Though The Imposter is not afraid to deal with difficult yet realistic issues and to take an honest look at Christian ‘stars’, it’s just not enough.  The constant narration stunts character development.  They need to be deepened through improved dialogue because it’s difficult to understand why they do what they do—the characters seem to be too swept along by circumstances.  Unfortunately, some of the Christian characters are portrayed as too high and mighty.  Also, too much of the messaging is heavy-handed as the story jumps all around and is somewhat hard to follow.  The story seems too aimless and sometimes lacks purpose and even hope.  However, the ending is interesting and realistic, although it lacks proper buildup and leaves something to be desired.  In summary, The Imposter is an honest look at life, but at the same time, it lacks the true authenticity that is required to properly deal with the issues dealt with here.

Acting Quality (1 point)

Though this is a ‘popular’ Christian cast, they are fairly unconvincing and sometimes appear to be phoning in their performances.  Emotions are too unrealistic and all over the place.  Sometimes the performances are fine, but on the whole, these cast members are without direction and need better coaching in order to reach their full potential.

Conclusion

Movies like The Imposter start with good intentions but without a real focus on where they are going, their plots wander aimlessly and try to use Christian ‘celebrities’ as crutches for their mistakes.  There are some poignant issues portrayed in this film that need to be discussed in the context of Christian entertainment, but as this movie is, it just comes off as unserious and sometimes unprofessional.  You need more than a base idea and some ‘big name’ cast members to make a good film.

 

Final Rating: 2.5 out of 10 points

 

Home Run [2013] (Movie Review)

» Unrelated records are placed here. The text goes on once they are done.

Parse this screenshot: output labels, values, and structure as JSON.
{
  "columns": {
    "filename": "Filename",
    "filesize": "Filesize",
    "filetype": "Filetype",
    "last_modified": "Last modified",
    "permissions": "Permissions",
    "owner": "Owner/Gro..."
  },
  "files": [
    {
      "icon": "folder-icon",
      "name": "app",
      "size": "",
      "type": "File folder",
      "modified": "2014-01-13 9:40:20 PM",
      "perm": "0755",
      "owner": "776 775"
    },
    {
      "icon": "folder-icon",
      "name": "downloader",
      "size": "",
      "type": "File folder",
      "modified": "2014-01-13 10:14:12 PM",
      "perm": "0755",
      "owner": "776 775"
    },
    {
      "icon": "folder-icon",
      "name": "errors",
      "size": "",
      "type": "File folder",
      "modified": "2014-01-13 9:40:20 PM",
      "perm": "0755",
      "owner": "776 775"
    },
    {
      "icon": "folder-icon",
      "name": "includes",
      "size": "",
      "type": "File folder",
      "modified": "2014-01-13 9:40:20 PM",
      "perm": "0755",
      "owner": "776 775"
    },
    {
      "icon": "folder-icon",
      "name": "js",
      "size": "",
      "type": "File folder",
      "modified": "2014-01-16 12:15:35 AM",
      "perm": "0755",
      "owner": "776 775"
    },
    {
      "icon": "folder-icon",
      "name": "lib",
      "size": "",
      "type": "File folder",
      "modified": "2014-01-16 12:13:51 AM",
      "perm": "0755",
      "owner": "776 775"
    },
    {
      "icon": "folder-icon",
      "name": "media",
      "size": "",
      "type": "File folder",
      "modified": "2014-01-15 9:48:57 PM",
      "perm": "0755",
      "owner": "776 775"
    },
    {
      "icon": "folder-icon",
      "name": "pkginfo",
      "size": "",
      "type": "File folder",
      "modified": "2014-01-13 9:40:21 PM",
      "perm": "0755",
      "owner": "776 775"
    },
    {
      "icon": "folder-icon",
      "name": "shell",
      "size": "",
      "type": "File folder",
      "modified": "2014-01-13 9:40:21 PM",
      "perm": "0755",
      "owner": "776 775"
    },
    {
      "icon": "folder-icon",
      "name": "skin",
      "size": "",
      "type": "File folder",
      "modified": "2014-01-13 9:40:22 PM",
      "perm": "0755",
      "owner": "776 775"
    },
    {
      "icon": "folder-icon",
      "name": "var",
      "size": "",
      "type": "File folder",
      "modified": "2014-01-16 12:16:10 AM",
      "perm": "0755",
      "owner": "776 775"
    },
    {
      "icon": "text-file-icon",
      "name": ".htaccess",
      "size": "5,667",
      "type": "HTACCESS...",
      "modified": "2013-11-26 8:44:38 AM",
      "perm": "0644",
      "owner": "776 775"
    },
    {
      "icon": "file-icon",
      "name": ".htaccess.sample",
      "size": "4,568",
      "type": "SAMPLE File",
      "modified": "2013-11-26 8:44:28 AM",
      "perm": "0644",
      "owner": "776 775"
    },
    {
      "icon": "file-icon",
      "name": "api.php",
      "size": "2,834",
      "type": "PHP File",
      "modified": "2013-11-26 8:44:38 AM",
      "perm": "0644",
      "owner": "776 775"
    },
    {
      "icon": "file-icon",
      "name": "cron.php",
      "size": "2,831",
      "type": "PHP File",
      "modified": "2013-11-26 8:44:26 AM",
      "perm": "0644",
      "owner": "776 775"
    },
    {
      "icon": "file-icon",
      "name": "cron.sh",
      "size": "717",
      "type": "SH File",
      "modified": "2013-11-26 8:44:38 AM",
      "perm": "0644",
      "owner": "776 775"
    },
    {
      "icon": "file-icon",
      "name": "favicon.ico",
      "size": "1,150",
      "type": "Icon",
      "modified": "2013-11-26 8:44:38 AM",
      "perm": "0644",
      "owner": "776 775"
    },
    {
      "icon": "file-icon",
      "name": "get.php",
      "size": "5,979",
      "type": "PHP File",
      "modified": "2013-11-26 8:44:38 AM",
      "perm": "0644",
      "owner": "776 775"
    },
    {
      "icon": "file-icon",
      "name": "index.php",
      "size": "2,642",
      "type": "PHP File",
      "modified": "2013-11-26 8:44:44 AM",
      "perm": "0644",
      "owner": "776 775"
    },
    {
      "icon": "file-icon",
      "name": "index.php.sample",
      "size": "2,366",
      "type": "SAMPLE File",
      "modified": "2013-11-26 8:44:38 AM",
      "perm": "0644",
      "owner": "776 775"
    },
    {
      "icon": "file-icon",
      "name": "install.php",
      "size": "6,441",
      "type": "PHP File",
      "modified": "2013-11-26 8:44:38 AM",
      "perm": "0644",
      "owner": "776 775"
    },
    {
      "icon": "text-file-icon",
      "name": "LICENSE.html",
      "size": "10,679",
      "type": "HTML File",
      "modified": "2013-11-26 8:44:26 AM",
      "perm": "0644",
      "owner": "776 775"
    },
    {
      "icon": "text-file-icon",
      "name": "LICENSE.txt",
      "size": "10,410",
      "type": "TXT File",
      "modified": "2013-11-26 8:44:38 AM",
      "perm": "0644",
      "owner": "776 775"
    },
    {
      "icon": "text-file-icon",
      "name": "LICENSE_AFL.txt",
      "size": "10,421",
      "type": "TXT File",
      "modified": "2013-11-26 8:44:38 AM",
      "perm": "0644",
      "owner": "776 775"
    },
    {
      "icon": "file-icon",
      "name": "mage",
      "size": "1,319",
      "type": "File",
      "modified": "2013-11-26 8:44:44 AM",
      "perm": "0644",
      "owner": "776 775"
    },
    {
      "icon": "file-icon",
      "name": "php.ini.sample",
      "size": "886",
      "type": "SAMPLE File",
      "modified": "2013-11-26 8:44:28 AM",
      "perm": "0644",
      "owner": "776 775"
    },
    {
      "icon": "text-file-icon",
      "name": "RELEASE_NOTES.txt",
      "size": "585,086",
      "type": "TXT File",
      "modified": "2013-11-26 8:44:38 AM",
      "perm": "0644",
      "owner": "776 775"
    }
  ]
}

Plot Summary

Cory Brand is a seemingly successful baseball player, but he has an anger problem on the field and an addiction problem off the field.  Following the advice of his agent, he decides to return to his hometown to reconcile with painful memories of the past.  As a part of the deal, his agent signs him up for an addiction counseling group at a local church in order to work through his issues.  Cory’s brother, still a resident of the hometown, takes him under his wing to help him, but Cory doesn’t want any help.  He shuns all help until he is forced to come face to face with the choices he has made and people he has hurt.  He must deal with his personal hurt and learn to love again if he expects to change his ways.

 

Production Quality (1.5 points)

Home Run is produced fairly well, especially where the camera work is concerned.  The video is clear, but some of the shots are awkward.  The editing is confusing and it seems like there is a lot of unnecessary content in the film.  The flashbacks put a strain on the film, although flashbacks are usually a positive aspect to assist the film.  However, in Home Run, they are accompanied by annoying flashes that isolate the audience.  While the audio quality is good, the soundtrack is uninspiring. In short, the production of Home Run is a nice try, but not good enough.

Plot and Storyline Quality (1 point)

For starters, it is commendable to make a movie dealing with the troubled personal lives of athletes, along with highlighting addiction issues in popular culture.  The counseling aspect is interesting and the gospel message is well-communicated, but it also seems like an advertisement for Celebrate Recovery.  Outside of this, there is not much good to say.  As previously mentioned, the flashbacks are an interesting touch to give background to Cory’s character, but they are not done well and seem to repeat too much.  There are too many characters that are not well-developed; some characters are so vague that they are easily confused with other ones.  The dialogue is lackluster and contains unnecessary profanity.  Most of the subplot conclusions are hard to understand.  In short, Home Run was an interesting idea that never materialized.

Acting Quality (.5 point)

There is a severe absence of acting coaching in this film.  The acting is not glaringly bad, but there is little positive to bring up about it.  A lot of the delivery is forced and the emotions are not believable.  It seems like this movie would have been better with better acting.

Conclusion

Alcohol addiction is an uncomfortable topic that needs to be dealt with appropriately on the big screen, especially from a Christian perspective.  Proper counseling also needs to be portrayed as necessary for people from all walks of life.  Home Run attempts to do all of these things, but their attempts fall short.  It seems like they forced this movie to happen for the sake of the issues, but the only thing that happened was just another forgettable film with a Christian tag on it.

 

Final Rating: 3 out of 10 points